Voice Trends in Healthcare
Siri. Amazon Alexa. Google Assistant. Cortana. If you asked any of these digital assistants where your business is located, when it’s open, or what you offer, do you know what they’d say? Your customers are asking these questions — 58% of consumers have used voice search to find local business information in the last year alone. Voice-powered services have created a seismic shift in how consumers find information about your brand. Is your business ready?
Hey, Google, Find me a dentist near me!

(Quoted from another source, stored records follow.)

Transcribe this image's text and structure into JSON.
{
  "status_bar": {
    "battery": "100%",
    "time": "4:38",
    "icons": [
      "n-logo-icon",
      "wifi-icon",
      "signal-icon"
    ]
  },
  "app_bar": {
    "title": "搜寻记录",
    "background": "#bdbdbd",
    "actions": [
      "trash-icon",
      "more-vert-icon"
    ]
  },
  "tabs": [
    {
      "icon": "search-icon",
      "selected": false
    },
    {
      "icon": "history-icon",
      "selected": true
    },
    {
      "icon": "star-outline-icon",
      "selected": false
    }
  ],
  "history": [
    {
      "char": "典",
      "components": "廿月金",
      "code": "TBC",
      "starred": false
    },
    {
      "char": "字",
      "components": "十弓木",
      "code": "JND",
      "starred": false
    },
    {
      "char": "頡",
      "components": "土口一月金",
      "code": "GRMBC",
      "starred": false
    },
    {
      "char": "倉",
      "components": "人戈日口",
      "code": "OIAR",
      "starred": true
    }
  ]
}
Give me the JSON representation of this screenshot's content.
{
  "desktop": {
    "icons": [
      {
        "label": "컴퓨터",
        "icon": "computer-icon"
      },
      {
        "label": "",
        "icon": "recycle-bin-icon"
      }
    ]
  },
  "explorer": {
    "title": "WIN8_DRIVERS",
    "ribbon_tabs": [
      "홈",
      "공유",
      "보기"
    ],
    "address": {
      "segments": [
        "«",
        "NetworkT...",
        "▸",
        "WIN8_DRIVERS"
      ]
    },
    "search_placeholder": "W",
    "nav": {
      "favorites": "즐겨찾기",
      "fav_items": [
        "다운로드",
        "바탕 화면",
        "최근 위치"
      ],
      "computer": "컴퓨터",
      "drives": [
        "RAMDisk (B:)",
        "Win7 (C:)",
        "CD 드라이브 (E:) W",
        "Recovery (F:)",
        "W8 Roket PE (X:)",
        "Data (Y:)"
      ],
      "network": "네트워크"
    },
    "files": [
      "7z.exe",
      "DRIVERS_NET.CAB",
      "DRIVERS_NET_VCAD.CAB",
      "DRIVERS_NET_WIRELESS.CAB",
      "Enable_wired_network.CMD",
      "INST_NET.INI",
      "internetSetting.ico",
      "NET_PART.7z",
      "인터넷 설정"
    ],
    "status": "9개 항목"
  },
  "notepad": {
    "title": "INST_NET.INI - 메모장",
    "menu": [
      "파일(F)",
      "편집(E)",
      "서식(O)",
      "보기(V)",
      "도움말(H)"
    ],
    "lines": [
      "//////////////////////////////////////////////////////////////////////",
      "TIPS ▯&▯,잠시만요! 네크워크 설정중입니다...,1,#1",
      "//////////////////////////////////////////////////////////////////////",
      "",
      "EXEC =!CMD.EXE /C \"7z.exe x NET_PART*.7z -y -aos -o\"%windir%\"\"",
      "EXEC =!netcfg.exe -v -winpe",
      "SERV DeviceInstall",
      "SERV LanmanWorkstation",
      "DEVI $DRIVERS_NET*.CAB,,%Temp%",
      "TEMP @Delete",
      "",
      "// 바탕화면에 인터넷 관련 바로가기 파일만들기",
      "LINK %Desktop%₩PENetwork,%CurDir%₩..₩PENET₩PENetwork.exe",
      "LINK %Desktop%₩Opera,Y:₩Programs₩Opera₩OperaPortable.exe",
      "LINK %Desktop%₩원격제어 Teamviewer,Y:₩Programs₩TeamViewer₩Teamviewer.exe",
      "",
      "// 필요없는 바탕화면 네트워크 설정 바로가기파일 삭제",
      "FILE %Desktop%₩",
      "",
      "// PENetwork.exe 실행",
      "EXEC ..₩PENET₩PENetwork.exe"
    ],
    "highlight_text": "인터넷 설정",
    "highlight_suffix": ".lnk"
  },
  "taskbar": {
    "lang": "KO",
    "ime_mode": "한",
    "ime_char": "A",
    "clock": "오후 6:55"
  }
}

You can’t control the user experience or the algorithms behind today’s voice-powered services — but you can supply them with the best, most up-to-date information about your business, so they give consumers accurate answers. The Yext Knowledge Manager helps you structure and manage all the public facts about your brand you want these services to know. Then, our direct integration with Amazon Alexa — as well as integrations with Google, Apple, Bing, Facebook, Yelp, and more than 100 other leading services — ensures those facts make their way into the databases behind the voice-powered services of today and tomorrow.
1. Voice is about action, and people want things that are immediately helpful.
Google noted that voice queries are 40x more action-oriented than search. What does action look like in healthcare? It means people asking questions about where to fill their prescriptions, or where the nearest urgent care is located. Patients are looking for quick, immediate answers. Have you thought about how your health system can provide answers to action-oriented questions?
2. People expect a conversation.
Searches performed using voice devices are more conversational than search. When you search for the weather on your browser, for example, you might type in ‘weather Boston.’ But when you ask Amazon Alexa about the weather, you’ll probably ask a conversational-based question:
“Alexa, what is the weather going to be like today and do I need an umbrella?”
In healthcare, this means thinking about the questions that patients are asking about their healthcare. They are no longer asking about ‘doctor near me.’ Instead, they’re asking more complex, conversational questions:
“Hey Google, find me a dental implants dentist within five miles of where I live who is rated five stars.”
Can you answer this question today if someone asked Google Home or Amazon Alexa?
3. Screens change everything.
Voice devices are not going to become the only way patients find information, so don’t put all of your eggs in the voice basket. However, Google is seeing that nearly half of their users are using voice and touchscreens (mobile devices) to perform a search. In healthcare, this means that constructing your digital strategy to impact patient acquisition needs to focus on answering questions via a voice device, but sending the action or data point to a mobile device.
What are ways you can immediately prepare for the new world order? The first step is making sure your website is voice-ready. A majority of health systems that I met with have embarked on a website redesign strategy over the last year. If you are part of this category, have you asked your design partner about ensuring your website is voice ready? The best way to ensure your website (whether it is old or new) is voice-ready is to ensure your data is Schema tagged.
Identify the top questions people are asking about your health system and determine whether you can answer them today (you can find these questions in Google Analytics program and AdWords).
Google Analytics: Acquisition → All Traffic → Source/Medium → click on Keywords
Once you find this report, sort by users so that you can see your long-tail keywords.
AdWords: Reports → Predefined (Dimensions) → Basic → Search Terms
It’s easiest to export this report and then sort your search terms so that you can find the longest keywords (‘online appointment near me cardiologist’) or via Google Assistant-matched queries to ads (‘Hey Google’, ‘Ok Google’ and ‘Okay Google’).
If you determined that you cannot answer these questions, it’s time to consider structuring your data so that you can. Structuring your data means using an intelligent database (such as Yext Brain) to manage your information — so that you can connect a specific provider to the location where they work, and to a set of reviews about them, and to the insurance they accept.
The world — and Google — is moving to a place where structured data is king. Voice devices rely on structured data to provide an accurate answer. As we learned about voice search, one of the biggest imperatives for the future is to ensure you are able to capitalize on voice as the next frontier of technology. The only way to do this is to structure your data.